▸ Your goal:
Every line below should be duplicated exactly.
[Opening Data section]
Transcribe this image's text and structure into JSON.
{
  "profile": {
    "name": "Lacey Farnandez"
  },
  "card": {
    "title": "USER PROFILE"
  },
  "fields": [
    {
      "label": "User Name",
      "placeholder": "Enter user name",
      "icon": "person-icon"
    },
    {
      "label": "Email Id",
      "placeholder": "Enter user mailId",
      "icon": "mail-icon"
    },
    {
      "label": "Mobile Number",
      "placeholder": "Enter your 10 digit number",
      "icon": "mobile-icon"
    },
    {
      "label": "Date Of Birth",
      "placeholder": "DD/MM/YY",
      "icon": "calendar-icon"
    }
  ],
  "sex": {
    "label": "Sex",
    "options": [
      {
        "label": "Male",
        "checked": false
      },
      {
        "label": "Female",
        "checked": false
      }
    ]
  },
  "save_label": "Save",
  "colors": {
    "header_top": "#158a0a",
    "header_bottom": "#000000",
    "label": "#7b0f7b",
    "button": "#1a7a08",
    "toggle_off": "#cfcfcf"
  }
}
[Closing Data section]
▸ Written solution:
Transcribe this image's text and structure into JSON.
{
  "profile": {
    "name": "Lacey Farnandez"
  },
  "card": {
    "title": "USER PROFILE"
  },
  "fields": [
    {
      "label": "User Name",
      "placeholder": "Enter user name",
      "icon": "person-icon"
    },
    {
      "label": "Email Id",
      "placeholder": "Enter user mailId",
      "icon": "mail-icon"
    },
    {
      "label": "Mobile Number",
      "placeholder": "Enter your 10 digit number",
      "icon": "mobile-icon"
    },
    {
      "label": "Date Of Birth",
      "placeholder": "DD/MM/YY",
      "icon": "calendar-icon"
    }
  ],
  "sex": {
    "label": "Sex",
    "options": [
      {
        "label": "Male",
        "checked": false
      },
      {
        "label": "Female",
        "checked": false
      }
    ]
  },
  "save_label": "Save",
  "colors": {
    "header_top": "#158a0a",
    "header_bottom": "#000000",
    "label": "#7b0f7b",
    "button": "#1a7a08",
    "toggle_off": "#cfcfcf"
  }
}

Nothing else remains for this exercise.